At sixteen year old Aviad Mantzur's funeral, his father Neryia told the mourners, 'Aviad called me on his cell phone and said, "Dad, they're shooting at me. SAVE US!"' Those where Aviad's last words. The terrifying sounds that were then broadcast from his cell phone included shooting, screams, and…. Nothing. Aviad's legs were literally blown off his body. Four tourniquets didn't help. The bleeding didn't stop. Neryia Montzur listened to his son dying.

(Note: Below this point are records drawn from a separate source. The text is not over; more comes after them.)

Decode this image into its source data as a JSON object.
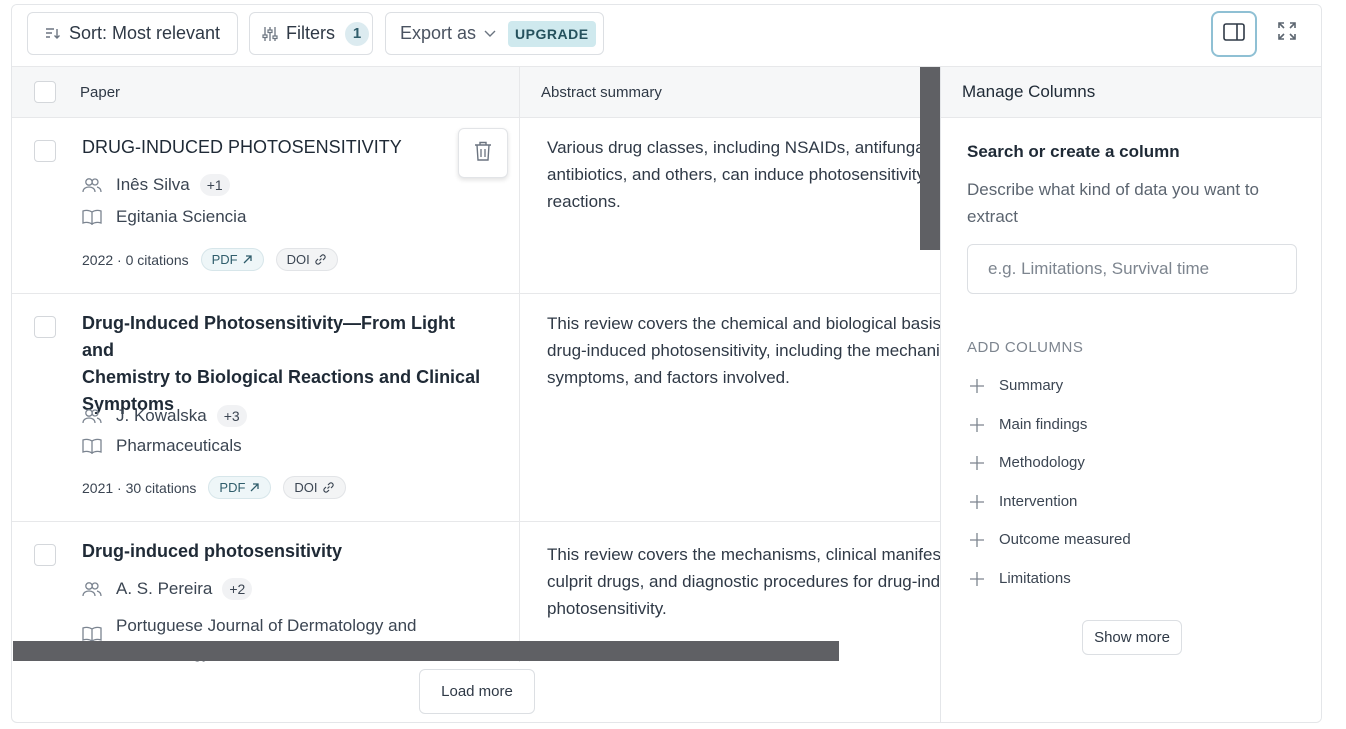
{
  "toolbar": {
    "sort_label": "Sort: Most relevant",
    "filters_label": "Filters",
    "filters_count": "1",
    "export_label": "Export as",
    "upgrade_badge": "UPGRADE"
  },
  "table": {
    "headers": {
      "paper": "Paper",
      "abstract": "Abstract summary"
    },
    "rows": [
      {
        "title": "DRUG-INDUCED PHOTOSENSITIVITY",
        "author": "Inês Silva",
        "more_authors": "+1",
        "journal": "Egitania Sciencia",
        "stats": "2022 · 0 citations",
        "pdf": "PDF",
        "doi": "DOI",
        "abstract_lines": [
          "Various drug classes, including NSAIDs, antifungals,",
          "antibiotics, and others, can induce photosensitivity",
          "reactions."
        ]
      },
      {
        "title_lines": [
          "Drug-Induced Photosensitivity—From Light and",
          "Chemistry to Biological Reactions and Clinical",
          "Symptoms"
        ],
        "author": "J. Kowalska",
        "more_authors": "+3",
        "journal": "Pharmaceuticals",
        "stats": "2021 · 30 citations",
        "pdf": "PDF",
        "doi": "DOI",
        "abstract_lines": [
          "This review covers the chemical and biological basis of",
          "drug-induced photosensitivity, including the mechanisms,",
          "symptoms, and factors involved."
        ]
      },
      {
        "title": "Drug-induced photosensitivity",
        "author": "A. S. Pereira",
        "more_authors": "+2",
        "journal_lines": [
          "Portuguese Journal of Dermatology and",
          "Venereology"
        ],
        "abstract_lines": [
          "This review covers the mechanisms, clinical manifestations,",
          "culprit drugs, and diagnostic procedures for drug-induced",
          "photosensitivity."
        ]
      }
    ],
    "load_more": "Load more"
  },
  "panel": {
    "title": "Manage Columns",
    "subtitle": "Search or create a column",
    "description": "Describe what kind of data you want to extract",
    "input_placeholder": "e.g. Limitations, Survival time",
    "add_columns_label": "ADD COLUMNS",
    "columns": [
      "Summary",
      "Main findings",
      "Methodology",
      "Intervention",
      "Outcome measured",
      "Limitations"
    ],
    "show_more": "Show more"
  },
  "icons": [
    "sort-icon",
    "filters-icon",
    "chevron-down-icon",
    "panel-toggle-icon",
    "expand-icon",
    "users-icon",
    "book-icon",
    "external-link-icon",
    "link-icon",
    "trash-icon",
    "plus-icon"
  ]
}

Last week Israel suffered the worst train accident in its history. Hundreds were wounded, in addition to those killed. The accident occurred when a speeding train plunged into a truck stopped on the tracks. The engineer saw the truck and sounded his horn several times, in a futile attempt to warn the truck driver of the impending crash. To no avail. It's difficult to fathom that the truck driver wasn't aware of the train. But it seems that he didn't make any attempt to move. The engineer made one last-minute attempt to prevent the inevitable. He braked, hard. He also hit a switch immediately shutting down all the train's engines. And then, BOOM!

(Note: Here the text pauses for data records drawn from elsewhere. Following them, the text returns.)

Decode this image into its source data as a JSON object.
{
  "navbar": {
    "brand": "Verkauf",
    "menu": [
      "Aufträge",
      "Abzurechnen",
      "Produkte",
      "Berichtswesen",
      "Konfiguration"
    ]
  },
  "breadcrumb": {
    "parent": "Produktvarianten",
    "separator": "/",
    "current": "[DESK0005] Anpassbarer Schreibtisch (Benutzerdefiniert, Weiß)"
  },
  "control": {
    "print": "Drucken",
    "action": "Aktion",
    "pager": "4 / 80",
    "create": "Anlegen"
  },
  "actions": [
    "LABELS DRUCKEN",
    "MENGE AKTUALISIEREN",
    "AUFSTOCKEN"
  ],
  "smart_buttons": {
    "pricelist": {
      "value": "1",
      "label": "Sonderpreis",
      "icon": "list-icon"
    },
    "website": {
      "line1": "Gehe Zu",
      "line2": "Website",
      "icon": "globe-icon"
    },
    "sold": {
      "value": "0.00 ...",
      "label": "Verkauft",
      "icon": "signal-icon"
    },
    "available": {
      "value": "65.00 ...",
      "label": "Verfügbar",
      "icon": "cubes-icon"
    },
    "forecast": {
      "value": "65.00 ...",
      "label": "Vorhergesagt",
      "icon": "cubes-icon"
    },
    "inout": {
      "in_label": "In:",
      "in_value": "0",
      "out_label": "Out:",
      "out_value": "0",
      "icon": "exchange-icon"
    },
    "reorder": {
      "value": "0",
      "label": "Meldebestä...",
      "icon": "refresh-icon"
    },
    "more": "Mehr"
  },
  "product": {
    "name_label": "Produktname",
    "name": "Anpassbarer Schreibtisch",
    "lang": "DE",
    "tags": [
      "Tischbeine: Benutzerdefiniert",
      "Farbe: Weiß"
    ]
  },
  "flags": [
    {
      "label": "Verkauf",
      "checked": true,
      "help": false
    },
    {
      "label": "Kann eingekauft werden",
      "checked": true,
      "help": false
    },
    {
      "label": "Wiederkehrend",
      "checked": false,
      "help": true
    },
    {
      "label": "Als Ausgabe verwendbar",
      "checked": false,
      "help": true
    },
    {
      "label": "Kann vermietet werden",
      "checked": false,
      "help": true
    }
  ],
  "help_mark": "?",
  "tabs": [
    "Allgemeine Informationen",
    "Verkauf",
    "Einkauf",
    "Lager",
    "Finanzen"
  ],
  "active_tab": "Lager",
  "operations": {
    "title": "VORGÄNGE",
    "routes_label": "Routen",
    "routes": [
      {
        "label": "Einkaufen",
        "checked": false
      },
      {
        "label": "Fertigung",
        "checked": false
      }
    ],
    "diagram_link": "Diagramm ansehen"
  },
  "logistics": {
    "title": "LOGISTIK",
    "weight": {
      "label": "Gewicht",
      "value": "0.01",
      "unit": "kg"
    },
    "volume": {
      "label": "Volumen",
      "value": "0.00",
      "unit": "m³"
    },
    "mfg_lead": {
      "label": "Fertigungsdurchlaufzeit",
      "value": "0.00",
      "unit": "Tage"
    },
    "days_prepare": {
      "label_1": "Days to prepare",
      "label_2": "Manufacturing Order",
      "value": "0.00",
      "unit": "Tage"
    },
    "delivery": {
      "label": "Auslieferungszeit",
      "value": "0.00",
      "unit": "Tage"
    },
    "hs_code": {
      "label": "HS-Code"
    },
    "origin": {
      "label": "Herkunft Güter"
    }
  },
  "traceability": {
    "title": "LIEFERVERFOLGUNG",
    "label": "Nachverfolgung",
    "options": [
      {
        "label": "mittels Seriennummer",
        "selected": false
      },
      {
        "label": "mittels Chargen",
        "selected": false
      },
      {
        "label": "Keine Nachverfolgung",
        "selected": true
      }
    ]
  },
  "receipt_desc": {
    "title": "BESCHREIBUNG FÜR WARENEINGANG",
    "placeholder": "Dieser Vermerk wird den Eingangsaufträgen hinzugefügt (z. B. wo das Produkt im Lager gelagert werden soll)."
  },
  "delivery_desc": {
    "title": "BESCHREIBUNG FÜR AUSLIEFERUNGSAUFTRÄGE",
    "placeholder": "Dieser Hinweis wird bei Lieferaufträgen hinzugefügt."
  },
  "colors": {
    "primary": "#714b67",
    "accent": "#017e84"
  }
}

The fact that he braked softened the blow a little – maybe that saved several lives. The fact that he shut down the train's engines saved many lives – that act prevented fire and explosion.
During those last few moments he saw, all too vividly, the collision course, but there wasn't too much he could do about it. Impact was only seconds away. He did what he could, but was unable to prevent the crash.

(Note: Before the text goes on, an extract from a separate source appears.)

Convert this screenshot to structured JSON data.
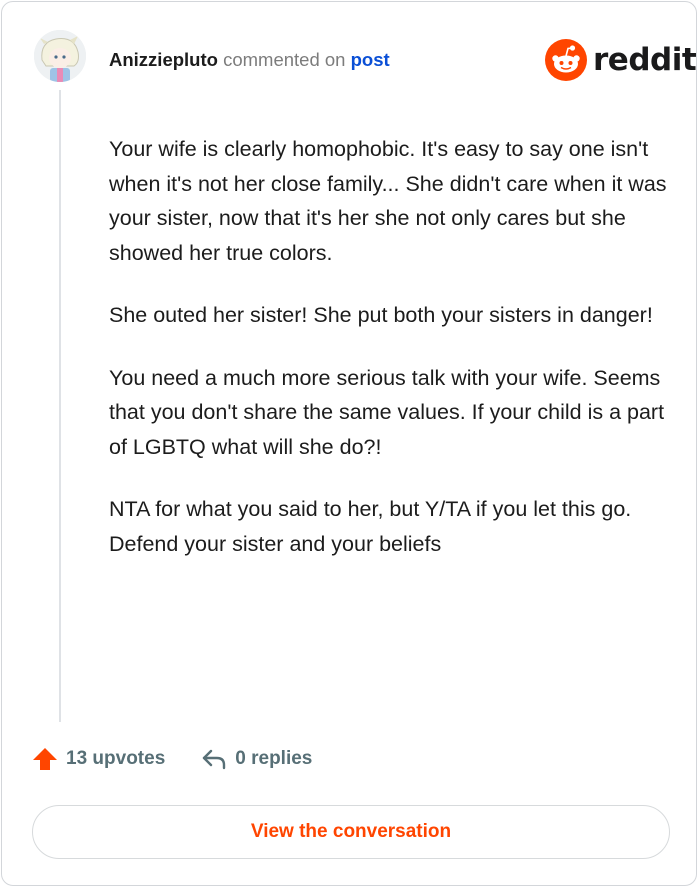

Israel too is on a collision course. Ariel Sharon, Shaul Mufaz and others are recklessly engineering Israel down a one-way track, the wrong way. Not into a truck parked on the tracks, rather into a train speeding in the other direction. Attempts to 'achieve peace' by chopping up and abandoning our land, while expelling our citizens is a sure recipe for disaster, the likes of which we have not yet begun to experience. And no, I haven't forgotten the years of the 'Oslo War.' That was nothing compared to what we are about to experience. The explosion, when the two engines plow into each other, will be earth shattering. And we're getting very close to the point of 'no return.'
At yesterday's funeral, I asked some of the journalists whether they've reorganized 'funeral squads' to take turns going to such funerals. It's clear that this is just the beginning. And I'm more than a little concerned. Sitting and waiting for terror to strike, when you know it's right around the corner, it's not a pleasant sensation. However, the problem is multiplied when you realize that the terror is multifaceted. From one side, the Arabs have no intentions of letting up – why should they? On the other side, the Israeli government, using the police, prosecution and courts, will use 'legal' terror against all those trying to brake the train running amuck. We are going to get hit from all sides. And I'm not one hundred percent sure that someone, (singular or plural) isn't going to strike back. The frustration level may reach such intolerable levels that some kind of reactive detonation is unavoidable. It would be preferable to brake the train and change direction before it's too late.
With blessings from Hebron.